I don't know where the "getopt cannot handle [...] arguments with embedded whitespace" comes from, but let's test it:

  • test.sh:

    #!/usr/bin/env bash
    set -o errexit -o noclobber -o nounset -o pipefail
    params="$(getopt -o ab:c -l alpha,bravo:,charlie --name "$0" -- "$@")"
    eval set -- "$params"
    while true
        case "$1" in
                echo alpha
                echo "bravo=$2"
                shift 2
                echo charlie
                echo "Not implemented: $1" >&2
                exit 1
  • run:

    $ ./test.sh -
    $ ./test.sh -acb '   whitespace   FTW   '
    bravo=   whitespace   FTW   
    $ ./test.sh -ab '' -c
    $ ./test.sh --alpha --bravo '   whitespace   FTW   ' --charlie
    bravo=   whitespace   FTW   

Looks like check and mate to me, but I'm sure someone will show how I completely misunderstood the sentence. Of course the portability issue still stands; you'll have to decide how much time is worth investing in platforms with an older or no Bash available. My own tip is to use the YAGNI and KISS guidelines - Only develop for those specific platforms which you know are going to be used. Shell code portability generally goes to 100% as development time goes to infinity.

share|improve this answer
The OP mentioned the need to be portable to many Unix platforms while the getopt you're quoting here is Linux-specific. Note that getopt is not part of bash, it's not even a GNU utility and on Linux is shipped with the util-linux package. – Stéphane Chazelas Jan 29 '13 at 12:45
I don't think the OP would be asking this if getopt was not available. – l0b0 Jan 29 '13 at 12:53
Most platforms have getopt, only Linux AFAIK comes with one that supports long options or blanks in arguments. The other ones would only support the System V syntax. – Stéphane Chazelas Jan 29 '13 at 12:55
@StephaneChazelas Also, I thought it was clear that getopt is not part of Bash since it's got a separate man page. – l0b0 Jan 29 '13 at 12:56
getopt is a traditional command that comes from System V long before Linux was ever released. getopt was never standardised. None of POSIX, Unix, or Linux (LSB) ever standardized the getopt command. getopts is specified in all three but without support for long options. – Stéphane Chazelas Jan 29 '13 at 13:08

There's this getopts_long written as a POSIX shell function that you may embed inside your script.

Note that the Linux getopt (from util-linux) works correctly when not in traditional mode and supports long options, but is probably not an option for you if you need to be portable to other Unices.

Recent versions of ksh93 (getopts) and zsh (zparseopts) have built-in support for parsing long options which might be an option for you as those are available for most Unices (though often not installed by default).

Another option would be to use perl and its Getopt::Long module both of which should be available on most Unices nowadays, either by writing the whole script in perl or just call perl just to parse the option and feed the extracted information to the shell.
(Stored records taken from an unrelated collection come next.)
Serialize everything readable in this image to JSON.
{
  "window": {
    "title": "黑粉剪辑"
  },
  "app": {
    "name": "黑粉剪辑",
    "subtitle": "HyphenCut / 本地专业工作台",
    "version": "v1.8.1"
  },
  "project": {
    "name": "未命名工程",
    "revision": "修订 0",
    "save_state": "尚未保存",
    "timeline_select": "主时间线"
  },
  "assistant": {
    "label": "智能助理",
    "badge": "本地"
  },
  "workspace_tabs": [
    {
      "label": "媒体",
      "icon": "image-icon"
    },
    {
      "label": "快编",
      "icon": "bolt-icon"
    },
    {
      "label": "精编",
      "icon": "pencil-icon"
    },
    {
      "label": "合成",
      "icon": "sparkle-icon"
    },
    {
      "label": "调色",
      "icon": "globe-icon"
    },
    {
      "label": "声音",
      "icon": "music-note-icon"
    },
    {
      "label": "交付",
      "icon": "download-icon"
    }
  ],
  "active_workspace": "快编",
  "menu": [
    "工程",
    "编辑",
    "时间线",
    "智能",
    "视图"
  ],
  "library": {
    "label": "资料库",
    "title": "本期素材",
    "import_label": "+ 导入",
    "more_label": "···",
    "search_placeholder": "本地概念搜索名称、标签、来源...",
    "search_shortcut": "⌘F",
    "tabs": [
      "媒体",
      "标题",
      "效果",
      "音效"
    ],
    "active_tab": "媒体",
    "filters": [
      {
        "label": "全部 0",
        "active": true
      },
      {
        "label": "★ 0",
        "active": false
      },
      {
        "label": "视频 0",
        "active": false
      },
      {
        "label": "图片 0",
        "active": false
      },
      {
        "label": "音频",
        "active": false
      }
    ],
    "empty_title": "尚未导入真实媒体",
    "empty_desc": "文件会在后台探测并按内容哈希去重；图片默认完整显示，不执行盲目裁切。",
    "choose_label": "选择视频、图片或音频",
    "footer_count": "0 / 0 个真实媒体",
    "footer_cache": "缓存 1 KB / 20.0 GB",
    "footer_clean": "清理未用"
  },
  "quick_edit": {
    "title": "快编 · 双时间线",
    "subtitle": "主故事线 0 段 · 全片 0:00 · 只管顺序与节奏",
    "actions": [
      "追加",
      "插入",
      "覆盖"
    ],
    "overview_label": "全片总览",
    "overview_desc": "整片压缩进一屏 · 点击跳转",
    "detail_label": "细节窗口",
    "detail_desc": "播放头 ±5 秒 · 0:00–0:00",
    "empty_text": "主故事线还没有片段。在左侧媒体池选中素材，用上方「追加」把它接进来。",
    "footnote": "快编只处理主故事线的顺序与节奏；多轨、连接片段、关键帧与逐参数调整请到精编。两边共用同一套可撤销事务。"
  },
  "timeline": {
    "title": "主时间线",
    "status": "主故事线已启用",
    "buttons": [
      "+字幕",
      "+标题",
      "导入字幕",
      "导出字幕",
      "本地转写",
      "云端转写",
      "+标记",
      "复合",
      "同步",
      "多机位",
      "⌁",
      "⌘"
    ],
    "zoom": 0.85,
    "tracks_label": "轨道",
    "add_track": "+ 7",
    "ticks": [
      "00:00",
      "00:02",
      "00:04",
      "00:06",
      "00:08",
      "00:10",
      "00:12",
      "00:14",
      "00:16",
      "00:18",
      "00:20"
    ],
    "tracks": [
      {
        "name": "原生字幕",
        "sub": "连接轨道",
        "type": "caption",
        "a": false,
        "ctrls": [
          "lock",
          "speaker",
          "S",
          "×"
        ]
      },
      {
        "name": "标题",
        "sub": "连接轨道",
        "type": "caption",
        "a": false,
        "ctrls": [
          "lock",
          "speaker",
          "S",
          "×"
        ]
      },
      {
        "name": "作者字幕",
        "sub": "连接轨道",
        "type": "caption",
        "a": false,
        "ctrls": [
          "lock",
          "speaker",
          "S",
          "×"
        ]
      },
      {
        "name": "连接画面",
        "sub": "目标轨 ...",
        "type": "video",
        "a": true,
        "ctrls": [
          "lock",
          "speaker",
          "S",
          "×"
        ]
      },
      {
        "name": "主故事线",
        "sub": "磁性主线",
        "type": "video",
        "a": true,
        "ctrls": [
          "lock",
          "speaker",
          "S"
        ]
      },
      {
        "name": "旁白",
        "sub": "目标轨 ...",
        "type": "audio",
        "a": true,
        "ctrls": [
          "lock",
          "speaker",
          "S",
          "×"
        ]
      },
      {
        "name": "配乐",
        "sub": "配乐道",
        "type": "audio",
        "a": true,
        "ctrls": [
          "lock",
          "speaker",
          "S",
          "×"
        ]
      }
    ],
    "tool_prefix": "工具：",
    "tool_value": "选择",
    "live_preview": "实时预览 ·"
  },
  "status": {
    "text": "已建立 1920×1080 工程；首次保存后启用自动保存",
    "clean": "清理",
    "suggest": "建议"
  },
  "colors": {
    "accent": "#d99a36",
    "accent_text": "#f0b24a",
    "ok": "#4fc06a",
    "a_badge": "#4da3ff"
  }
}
Something like:

  perl -MGetopt::Long -le '

    @options = (
      "foo=s", "bar", "neg!"

    Getopt::Long::Configure "bundling";
    GetOptions(@options) or exit 1;
    for (map /(\w+)/, @options) {
      eval "\$o=\$opt_$_";
      $o =~ s/$q/$q\\$q$q/g;
      print "opt_$_=$q$o$q"
    }' -- "$@"
) || exit
eval "$parsed_ops"
# and then use $opt_foo, $opt_bar...

See perldoc Getopt::Long for what it can do and how it differs from other option parsers.

share|improve this answer

Your Answer


By posting your answer, you agree to the privacy policy and terms of service.

Not the answer you're looking for? Browse other questions tagged or ask your own question.